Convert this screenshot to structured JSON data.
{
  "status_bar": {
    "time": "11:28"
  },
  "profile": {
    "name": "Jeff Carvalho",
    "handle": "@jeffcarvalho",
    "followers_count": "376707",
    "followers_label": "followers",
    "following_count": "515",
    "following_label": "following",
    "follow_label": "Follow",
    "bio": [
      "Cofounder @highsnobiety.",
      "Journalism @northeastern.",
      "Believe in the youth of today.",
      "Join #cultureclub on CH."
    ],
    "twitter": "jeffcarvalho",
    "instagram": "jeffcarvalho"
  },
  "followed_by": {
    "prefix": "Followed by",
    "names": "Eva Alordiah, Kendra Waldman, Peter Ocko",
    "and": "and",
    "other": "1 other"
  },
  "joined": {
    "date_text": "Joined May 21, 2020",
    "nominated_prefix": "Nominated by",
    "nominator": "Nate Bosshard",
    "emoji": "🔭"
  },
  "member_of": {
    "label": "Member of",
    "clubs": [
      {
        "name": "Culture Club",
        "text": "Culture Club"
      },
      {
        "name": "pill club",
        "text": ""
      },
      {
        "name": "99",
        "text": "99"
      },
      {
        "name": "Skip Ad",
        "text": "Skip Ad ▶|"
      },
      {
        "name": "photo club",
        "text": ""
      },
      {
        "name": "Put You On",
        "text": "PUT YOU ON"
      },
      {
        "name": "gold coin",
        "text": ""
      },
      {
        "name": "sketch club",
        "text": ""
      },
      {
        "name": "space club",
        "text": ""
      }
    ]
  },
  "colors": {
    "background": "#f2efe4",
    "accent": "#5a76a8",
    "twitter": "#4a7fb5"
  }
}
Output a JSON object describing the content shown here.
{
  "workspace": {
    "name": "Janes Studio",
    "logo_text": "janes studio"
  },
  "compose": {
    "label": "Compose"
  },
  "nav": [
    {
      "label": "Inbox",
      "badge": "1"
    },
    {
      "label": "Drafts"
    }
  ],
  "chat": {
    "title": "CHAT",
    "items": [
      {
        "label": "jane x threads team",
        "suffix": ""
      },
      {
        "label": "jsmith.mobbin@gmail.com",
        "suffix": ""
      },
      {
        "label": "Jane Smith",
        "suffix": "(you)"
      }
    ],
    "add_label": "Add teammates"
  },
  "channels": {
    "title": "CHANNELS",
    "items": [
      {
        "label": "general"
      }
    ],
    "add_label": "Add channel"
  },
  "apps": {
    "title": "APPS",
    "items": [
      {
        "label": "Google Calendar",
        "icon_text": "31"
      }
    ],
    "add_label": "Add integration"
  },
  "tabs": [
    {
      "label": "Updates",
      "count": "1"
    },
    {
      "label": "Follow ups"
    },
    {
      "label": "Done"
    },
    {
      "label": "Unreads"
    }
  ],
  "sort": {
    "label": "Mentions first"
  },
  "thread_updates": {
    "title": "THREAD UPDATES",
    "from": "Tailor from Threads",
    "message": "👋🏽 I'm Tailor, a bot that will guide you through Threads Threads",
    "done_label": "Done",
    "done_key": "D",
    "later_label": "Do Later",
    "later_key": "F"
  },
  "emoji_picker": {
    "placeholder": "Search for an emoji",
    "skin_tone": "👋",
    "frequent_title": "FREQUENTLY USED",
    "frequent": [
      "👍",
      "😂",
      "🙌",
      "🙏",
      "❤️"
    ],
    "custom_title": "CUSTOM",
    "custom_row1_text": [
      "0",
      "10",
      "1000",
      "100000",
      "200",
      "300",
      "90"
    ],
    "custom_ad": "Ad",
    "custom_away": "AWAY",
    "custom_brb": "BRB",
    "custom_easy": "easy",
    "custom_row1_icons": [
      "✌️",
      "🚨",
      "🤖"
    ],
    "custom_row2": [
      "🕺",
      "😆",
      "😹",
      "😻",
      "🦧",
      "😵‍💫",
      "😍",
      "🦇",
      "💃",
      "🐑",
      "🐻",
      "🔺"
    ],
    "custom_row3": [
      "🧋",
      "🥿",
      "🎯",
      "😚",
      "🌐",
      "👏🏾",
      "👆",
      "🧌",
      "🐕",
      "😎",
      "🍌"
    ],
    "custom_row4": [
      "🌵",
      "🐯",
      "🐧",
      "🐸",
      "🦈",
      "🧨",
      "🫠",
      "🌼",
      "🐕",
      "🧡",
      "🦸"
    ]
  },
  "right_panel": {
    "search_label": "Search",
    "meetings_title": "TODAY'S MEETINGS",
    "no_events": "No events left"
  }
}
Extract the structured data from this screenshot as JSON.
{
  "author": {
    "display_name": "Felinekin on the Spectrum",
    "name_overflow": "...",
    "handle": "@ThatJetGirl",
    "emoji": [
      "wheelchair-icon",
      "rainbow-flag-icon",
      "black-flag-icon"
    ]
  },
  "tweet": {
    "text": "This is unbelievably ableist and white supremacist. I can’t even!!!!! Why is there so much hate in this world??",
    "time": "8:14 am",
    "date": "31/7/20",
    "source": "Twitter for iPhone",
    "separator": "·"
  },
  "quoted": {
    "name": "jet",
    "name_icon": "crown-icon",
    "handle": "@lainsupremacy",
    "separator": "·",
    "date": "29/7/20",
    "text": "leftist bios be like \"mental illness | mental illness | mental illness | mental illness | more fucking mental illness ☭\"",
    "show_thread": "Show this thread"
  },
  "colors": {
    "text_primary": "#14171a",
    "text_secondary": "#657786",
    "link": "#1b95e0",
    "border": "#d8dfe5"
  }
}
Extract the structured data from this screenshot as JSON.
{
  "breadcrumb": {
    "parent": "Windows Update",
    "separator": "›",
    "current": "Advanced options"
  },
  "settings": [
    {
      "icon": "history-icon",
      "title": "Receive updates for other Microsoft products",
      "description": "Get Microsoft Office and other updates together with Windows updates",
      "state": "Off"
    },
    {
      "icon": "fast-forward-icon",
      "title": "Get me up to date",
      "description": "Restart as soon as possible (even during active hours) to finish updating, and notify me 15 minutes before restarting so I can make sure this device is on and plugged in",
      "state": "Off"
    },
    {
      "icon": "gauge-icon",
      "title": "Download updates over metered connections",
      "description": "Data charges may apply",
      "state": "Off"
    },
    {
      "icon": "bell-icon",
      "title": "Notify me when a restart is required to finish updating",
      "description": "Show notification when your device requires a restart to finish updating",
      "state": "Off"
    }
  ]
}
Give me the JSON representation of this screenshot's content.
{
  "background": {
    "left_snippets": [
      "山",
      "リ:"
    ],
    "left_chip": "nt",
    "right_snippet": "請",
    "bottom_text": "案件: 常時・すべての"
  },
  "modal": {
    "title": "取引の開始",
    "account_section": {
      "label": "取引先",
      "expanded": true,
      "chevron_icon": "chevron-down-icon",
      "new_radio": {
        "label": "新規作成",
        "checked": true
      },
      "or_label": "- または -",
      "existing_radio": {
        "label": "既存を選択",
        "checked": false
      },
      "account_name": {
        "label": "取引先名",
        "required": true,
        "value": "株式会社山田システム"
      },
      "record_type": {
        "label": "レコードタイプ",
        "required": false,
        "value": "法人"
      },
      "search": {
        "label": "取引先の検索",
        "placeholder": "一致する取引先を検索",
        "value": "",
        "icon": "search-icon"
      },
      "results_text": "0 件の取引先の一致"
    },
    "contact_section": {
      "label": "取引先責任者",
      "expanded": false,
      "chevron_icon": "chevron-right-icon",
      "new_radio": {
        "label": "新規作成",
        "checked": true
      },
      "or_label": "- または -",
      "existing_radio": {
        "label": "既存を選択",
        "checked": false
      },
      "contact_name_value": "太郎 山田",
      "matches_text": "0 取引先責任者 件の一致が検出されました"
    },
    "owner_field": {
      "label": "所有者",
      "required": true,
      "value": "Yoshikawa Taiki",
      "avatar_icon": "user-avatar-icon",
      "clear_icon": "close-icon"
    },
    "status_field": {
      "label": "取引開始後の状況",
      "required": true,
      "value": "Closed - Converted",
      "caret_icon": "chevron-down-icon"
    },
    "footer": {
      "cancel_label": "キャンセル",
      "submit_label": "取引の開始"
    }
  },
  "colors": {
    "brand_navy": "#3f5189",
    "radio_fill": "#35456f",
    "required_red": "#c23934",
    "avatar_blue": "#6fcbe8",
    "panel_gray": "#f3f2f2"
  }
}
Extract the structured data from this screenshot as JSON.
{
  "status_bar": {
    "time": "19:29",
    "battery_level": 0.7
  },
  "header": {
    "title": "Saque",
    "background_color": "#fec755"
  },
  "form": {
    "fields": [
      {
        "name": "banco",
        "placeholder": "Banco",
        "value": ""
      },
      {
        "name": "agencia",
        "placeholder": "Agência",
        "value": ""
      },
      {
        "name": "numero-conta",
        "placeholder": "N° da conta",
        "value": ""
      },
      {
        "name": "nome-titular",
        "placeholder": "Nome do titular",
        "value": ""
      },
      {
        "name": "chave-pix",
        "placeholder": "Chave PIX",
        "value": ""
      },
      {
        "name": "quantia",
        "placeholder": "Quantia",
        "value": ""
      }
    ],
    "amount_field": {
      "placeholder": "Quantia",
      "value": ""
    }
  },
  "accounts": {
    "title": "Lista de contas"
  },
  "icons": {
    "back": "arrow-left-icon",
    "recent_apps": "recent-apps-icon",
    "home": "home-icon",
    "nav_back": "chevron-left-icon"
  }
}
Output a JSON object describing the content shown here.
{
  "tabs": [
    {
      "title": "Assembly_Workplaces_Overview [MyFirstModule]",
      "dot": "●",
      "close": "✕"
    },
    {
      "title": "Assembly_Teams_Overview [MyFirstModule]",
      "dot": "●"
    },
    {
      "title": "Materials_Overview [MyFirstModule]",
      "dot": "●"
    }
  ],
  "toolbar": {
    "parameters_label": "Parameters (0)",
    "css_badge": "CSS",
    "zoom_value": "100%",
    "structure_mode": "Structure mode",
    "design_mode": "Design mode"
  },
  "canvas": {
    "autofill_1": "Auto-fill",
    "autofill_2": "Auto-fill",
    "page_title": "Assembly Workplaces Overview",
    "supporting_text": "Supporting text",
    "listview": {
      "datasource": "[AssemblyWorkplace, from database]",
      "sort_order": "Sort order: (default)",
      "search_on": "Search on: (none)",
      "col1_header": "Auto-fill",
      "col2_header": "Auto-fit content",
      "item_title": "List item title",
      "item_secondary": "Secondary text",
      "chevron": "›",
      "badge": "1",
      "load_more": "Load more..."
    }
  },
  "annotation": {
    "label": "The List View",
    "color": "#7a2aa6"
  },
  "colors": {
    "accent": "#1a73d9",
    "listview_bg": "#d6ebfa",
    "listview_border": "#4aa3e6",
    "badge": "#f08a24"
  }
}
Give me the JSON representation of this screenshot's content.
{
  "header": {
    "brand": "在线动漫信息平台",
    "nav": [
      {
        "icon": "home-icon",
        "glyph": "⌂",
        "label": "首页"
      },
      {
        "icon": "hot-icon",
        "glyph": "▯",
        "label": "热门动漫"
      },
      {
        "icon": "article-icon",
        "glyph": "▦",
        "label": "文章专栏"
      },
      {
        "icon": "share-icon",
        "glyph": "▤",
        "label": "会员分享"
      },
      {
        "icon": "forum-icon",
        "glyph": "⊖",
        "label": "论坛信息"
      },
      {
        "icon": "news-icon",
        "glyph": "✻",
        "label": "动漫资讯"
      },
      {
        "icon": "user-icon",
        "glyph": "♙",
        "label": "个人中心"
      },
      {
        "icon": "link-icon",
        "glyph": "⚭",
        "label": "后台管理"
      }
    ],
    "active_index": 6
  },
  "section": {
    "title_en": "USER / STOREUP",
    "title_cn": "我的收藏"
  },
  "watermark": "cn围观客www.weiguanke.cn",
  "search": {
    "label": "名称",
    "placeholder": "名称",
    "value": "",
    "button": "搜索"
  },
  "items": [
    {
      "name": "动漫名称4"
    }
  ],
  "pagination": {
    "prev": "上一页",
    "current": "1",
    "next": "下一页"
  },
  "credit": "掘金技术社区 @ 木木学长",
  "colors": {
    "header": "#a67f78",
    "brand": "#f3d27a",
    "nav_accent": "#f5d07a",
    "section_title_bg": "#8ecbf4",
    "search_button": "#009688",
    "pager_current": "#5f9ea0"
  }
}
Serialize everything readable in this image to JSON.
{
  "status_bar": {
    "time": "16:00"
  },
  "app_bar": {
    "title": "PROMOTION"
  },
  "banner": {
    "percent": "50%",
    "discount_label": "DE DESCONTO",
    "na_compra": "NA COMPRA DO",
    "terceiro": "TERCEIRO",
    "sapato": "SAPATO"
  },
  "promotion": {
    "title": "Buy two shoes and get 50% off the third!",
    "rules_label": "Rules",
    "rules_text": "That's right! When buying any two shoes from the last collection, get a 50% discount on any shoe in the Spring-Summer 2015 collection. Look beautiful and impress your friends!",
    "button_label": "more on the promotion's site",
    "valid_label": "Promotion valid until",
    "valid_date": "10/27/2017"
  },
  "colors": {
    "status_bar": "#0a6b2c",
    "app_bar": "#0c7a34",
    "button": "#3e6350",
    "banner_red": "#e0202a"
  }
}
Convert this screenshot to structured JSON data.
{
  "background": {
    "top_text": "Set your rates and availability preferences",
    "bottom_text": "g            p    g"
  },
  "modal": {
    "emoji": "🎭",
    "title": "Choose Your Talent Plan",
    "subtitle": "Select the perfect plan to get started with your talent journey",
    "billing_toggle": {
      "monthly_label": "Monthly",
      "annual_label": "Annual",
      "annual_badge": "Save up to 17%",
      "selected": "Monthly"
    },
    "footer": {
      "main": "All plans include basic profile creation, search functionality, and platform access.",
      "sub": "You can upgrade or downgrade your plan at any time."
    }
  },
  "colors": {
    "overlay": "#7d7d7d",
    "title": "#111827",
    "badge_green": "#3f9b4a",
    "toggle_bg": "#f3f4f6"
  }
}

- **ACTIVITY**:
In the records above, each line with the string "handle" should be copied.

- **SOLUTION TO THE PROBLEM**:
    "handle": "@jeffcarvalho",
    "handle": "@ThatJetGirl",
    "handle": "@lainsupremacy",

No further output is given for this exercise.